(Beginning of DATA PROVIDED)

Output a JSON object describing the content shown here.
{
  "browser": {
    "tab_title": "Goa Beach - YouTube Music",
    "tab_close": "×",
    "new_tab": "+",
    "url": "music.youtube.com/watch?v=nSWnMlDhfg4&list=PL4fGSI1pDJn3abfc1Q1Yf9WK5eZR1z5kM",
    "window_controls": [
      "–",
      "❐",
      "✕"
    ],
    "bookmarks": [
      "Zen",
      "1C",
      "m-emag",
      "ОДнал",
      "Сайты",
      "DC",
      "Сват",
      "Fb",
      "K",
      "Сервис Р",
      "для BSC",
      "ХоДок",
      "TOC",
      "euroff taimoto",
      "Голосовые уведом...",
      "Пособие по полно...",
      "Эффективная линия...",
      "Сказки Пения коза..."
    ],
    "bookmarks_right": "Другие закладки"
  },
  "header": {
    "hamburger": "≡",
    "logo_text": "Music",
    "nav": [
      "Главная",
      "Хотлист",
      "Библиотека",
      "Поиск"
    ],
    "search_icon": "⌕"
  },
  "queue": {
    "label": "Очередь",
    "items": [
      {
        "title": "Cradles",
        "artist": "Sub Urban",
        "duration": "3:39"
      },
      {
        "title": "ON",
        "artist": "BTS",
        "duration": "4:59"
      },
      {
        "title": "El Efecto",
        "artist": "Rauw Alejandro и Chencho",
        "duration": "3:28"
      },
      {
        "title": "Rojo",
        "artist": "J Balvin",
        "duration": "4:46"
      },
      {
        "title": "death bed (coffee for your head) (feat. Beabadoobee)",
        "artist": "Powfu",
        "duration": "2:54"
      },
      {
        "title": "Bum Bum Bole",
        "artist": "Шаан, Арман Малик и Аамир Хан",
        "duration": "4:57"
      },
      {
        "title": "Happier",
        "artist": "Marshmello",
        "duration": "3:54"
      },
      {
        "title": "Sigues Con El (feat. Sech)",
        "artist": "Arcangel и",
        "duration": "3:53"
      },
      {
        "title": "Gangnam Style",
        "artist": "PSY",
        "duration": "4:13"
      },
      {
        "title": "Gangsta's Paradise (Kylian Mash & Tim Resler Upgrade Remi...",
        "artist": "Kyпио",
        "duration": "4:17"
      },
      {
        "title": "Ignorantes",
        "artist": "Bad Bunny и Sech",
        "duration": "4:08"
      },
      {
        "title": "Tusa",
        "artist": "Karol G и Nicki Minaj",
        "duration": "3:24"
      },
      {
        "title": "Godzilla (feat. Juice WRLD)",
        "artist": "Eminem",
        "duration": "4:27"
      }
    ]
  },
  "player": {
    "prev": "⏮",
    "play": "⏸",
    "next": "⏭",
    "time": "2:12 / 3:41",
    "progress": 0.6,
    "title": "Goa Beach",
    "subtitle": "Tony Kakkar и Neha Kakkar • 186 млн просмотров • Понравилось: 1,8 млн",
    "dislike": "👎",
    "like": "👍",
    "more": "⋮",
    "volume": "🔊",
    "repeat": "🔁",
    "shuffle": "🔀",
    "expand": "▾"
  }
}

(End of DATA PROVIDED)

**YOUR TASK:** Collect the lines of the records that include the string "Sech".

**PROBLEM SOLUTION:**
        "title": "Sigues Con El (feat. Sech)",
        "artist": "Bad Bunny и Sech",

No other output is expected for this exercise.